Dataset rows describing interfaces:

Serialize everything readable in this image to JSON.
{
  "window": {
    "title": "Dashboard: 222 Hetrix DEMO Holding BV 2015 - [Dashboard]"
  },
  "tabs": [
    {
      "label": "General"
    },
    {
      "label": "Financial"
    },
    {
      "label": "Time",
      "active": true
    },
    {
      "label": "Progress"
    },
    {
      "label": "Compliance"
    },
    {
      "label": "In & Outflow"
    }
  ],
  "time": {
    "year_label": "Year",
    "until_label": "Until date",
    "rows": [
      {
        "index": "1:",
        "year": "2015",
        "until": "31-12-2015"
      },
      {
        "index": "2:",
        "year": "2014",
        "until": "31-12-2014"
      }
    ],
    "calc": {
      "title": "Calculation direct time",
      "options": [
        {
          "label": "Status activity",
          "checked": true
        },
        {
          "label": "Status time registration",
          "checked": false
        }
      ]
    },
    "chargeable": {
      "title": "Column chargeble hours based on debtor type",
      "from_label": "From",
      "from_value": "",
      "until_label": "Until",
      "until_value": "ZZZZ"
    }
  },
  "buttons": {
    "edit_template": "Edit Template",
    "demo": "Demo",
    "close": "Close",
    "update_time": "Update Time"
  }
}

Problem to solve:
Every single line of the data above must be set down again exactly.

Solved exercise:
Serialize everything readable in this image to JSON.
{
  "window": {
    "title": "Dashboard: 222 Hetrix DEMO Holding BV 2015 - [Dashboard]"
  },
  "tabs": [
    {
      "label": "General"
    },
    {
      "label": "Financial"
    },
    {
      "label": "Time",
      "active": true
    },
    {
      "label": "Progress"
    },
    {
      "label": "Compliance"
    },
    {
      "label": "In & Outflow"
    }
  ],
  "time": {
    "year_label": "Year",
    "until_label": "Until date",
    "rows": [
      {
        "index": "1:",
        "year": "2015",
        "until": "31-12-2015"
      },
      {
        "index": "2:",
        "year": "2014",
        "until": "31-12-2014"
      }
    ],
    "calc": {
      "title": "Calculation direct time",
      "options": [
        {
          "label": "Status activity",
          "checked": true
        },
        {
          "label": "Status time registration",
          "checked": false
        }
      ]
    },
    "chargeable": {
      "title": "Column chargeble hours based on debtor type",
      "from_label": "From",
      "from_value": "",
      "until_label": "Until",
      "until_value": "ZZZZ"
    }
  },
  "buttons": {
    "edit_template": "Edit Template",
    "demo": "Demo",
    "close": "Close",
    "update_time": "Update Time"
  }
}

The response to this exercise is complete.